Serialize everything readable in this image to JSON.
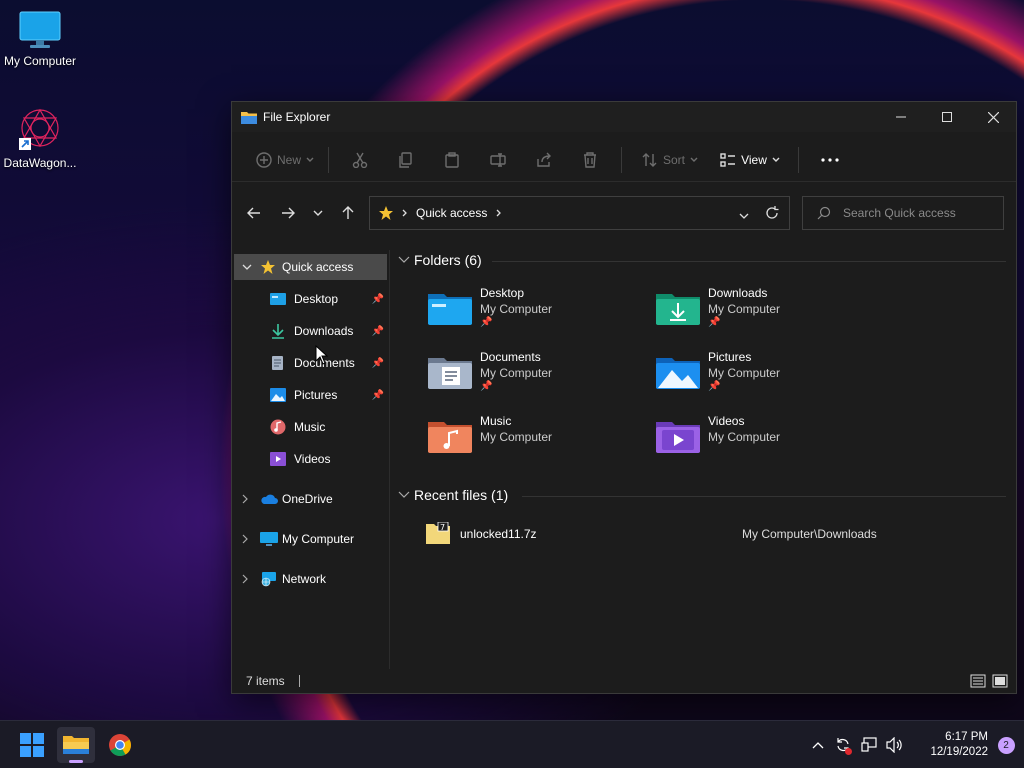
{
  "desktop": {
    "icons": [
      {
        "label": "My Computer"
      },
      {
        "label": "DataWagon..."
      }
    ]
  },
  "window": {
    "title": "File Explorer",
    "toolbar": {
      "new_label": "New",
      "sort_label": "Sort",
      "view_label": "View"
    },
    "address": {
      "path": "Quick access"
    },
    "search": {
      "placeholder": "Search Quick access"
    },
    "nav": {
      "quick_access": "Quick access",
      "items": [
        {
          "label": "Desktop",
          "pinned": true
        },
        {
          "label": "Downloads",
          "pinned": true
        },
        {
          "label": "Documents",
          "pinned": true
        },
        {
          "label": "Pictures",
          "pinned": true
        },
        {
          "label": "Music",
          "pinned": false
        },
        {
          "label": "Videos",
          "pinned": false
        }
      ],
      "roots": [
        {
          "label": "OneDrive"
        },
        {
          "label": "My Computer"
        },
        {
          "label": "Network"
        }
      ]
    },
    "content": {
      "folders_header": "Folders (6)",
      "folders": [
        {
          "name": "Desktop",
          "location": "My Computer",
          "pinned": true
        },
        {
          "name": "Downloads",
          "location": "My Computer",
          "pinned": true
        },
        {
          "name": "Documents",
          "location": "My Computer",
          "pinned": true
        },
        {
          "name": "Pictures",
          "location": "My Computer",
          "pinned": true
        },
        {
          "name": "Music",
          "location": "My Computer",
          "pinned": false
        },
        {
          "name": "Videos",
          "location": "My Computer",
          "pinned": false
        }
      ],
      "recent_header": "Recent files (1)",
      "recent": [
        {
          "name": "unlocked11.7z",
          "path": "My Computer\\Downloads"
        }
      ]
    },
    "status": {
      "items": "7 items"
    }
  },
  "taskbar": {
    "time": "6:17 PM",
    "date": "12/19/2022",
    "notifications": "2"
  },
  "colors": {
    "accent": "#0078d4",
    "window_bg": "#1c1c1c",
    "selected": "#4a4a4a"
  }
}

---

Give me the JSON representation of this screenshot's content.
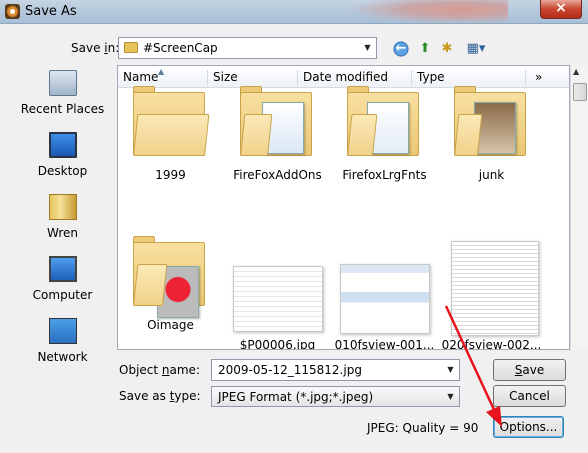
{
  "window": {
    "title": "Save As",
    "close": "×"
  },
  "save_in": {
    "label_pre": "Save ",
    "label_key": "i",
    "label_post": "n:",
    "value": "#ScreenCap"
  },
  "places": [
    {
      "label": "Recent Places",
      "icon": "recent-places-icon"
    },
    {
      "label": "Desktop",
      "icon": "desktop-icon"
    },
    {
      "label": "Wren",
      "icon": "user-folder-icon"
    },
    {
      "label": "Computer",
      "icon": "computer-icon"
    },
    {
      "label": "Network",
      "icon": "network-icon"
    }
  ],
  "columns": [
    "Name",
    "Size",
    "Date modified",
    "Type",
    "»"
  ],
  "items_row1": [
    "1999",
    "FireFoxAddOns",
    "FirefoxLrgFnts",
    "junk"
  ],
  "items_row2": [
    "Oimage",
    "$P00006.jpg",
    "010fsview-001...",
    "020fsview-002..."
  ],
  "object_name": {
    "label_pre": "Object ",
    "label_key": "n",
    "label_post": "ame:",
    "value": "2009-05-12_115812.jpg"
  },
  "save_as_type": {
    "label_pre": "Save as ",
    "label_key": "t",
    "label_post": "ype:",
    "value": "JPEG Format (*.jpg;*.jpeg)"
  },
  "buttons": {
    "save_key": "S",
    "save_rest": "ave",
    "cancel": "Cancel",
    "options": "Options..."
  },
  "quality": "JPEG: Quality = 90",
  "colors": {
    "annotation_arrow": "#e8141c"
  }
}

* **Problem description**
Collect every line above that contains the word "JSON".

* **Answer for this exercise**
Serialize everything readable in this image to JSON.
Give me the JSON representation of this screenshot's content.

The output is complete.